(Fall 2006, Shivnath Babu)

Course information
Course outline and notes
Assignments

Course Description

Effective collection, analysis, and maintenance of data is key to achieve rapid progress in almost all disciplines of science and engineering. In this course we will cover the core principles and techniques of data and information management. The potential topics covered in class include processing and optimization of declarative queries, transactions, crash recovery, data stream systems, Web data management ( e.g., Internet and intranet search engines), information integration (e.g., semistructured data and XML), and data mining. The course materials will be drawn from textbooks as well as recent research literature.

The contents of this course differ significantly from the contents of previous editions of this course.

Prerequisites: An introductory database course may be helpful, but it is not required.


Time and Place

2:50pm-4:05pm on Tuesdays and Thursdays; D243 LSRC


Books

Recommended reference: Database Systems: The Complete Book, by Hector Garcia-Molina, Jeffrey D. Ullman, and Jennifer Widom. Prentice Hall. 2002.


Instructor

Shivnath Babu
Web:
http://www.cs.duke.edu/~shivnath/
Email: shivnath@cs.duke.edu
Office: D338 LSRC
Office hours: Tuesdays and Thursdays 1.45-2.45 PM, or by appointment


Grading

Homework Assignments15%
Project25%
Midterm25%
Final35%

There will be three written homework assignments. Late homeworks will not be accepted, unless there are documented excuses from a physician or dean.

There is a course project (done either individually or in groups of at most two). Details will be available in the second week of the class.

Both midterm and final exams are open-book and open-notes.


Honor Code

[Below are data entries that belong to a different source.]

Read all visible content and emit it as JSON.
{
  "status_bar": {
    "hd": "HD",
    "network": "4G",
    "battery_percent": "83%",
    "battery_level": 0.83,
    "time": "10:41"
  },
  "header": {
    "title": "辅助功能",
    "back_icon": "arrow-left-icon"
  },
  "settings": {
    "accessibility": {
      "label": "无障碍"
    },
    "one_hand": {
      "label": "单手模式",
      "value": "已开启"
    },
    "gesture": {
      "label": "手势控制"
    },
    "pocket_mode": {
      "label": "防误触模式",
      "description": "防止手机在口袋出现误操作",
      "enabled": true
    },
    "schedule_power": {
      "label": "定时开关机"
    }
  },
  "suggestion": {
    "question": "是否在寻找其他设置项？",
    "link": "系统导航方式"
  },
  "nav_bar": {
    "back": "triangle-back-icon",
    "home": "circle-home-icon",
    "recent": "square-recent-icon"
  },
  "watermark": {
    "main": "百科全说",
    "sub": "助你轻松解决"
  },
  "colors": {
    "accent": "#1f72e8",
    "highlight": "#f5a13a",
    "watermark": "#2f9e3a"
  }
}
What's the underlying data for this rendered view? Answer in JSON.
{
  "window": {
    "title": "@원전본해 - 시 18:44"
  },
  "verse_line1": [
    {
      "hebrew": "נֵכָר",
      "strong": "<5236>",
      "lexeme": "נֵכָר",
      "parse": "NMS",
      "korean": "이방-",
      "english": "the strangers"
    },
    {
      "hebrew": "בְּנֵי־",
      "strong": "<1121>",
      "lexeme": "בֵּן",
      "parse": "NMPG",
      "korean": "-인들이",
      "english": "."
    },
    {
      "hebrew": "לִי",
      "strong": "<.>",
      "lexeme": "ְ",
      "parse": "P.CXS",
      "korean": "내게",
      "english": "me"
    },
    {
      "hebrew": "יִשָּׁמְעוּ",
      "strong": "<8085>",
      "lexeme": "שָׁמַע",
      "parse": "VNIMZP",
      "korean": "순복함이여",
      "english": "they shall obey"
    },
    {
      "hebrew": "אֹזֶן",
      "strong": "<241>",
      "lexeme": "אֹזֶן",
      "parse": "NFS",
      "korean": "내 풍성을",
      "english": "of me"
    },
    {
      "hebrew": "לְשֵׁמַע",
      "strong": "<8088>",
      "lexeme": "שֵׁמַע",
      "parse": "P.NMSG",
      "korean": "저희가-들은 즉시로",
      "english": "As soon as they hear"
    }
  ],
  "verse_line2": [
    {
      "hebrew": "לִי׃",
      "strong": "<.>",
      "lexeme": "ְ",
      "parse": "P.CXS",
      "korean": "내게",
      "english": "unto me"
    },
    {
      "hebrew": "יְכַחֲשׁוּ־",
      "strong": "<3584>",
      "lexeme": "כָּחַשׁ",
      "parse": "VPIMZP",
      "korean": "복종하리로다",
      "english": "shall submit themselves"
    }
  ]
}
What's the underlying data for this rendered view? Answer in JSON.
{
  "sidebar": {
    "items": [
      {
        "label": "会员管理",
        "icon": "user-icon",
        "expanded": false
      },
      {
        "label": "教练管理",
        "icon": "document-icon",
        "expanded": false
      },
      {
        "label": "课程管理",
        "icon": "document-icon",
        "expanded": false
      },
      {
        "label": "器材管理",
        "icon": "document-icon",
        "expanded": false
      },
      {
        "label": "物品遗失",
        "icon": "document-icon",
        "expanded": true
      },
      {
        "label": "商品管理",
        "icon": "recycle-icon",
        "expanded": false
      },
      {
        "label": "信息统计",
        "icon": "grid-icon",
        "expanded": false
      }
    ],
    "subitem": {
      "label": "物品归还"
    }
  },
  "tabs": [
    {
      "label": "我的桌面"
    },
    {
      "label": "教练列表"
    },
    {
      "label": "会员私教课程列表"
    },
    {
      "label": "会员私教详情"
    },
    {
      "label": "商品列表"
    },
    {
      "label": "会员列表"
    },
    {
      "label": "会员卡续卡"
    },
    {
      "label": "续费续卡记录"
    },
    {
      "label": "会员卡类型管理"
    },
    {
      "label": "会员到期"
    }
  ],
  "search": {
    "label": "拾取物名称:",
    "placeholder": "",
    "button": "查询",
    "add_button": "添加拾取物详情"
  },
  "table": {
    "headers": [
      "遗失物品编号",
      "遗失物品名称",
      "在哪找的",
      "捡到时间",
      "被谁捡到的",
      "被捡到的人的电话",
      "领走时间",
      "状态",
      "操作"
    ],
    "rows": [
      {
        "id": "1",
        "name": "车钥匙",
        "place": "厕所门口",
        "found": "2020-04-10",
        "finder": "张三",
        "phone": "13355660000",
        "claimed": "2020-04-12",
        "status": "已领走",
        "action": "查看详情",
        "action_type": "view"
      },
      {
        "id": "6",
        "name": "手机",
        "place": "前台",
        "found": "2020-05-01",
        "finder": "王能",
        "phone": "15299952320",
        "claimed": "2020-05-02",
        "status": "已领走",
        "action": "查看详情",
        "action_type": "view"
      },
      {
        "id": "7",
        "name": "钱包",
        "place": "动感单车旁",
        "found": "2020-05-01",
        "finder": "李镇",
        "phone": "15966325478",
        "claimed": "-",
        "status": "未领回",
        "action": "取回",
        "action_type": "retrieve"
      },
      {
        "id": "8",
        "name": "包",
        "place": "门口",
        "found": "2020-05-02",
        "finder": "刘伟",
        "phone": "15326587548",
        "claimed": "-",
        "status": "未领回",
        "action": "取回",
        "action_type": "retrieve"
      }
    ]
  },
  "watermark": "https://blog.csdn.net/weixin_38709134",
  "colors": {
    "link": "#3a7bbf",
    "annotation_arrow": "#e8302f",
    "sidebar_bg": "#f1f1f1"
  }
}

Under the Duke Honor Code, you are expected to submit your own work in this course, including homeworks, projects, and exams. On many occasions when working on homeworks and projects, it is useful to ask others (the instructor or other students) for hints or debugging help, or to talk generally about the written problems or programming strategies. Such activity is both acceptable and encouraged, but you must indicate in your submission any assistance you received. Any assistance received that is not given proper citation will be considered a violation of the Honor Code. In any event, you are responsible for understanding and being able to explain on your own all written and programming solutions that you submit. The course staff will pursue aggressively all suspected cases of Honor Code violations, and they will be handled through official University channels.

Last updated Sun Aug 27 21:15:27 EST 2006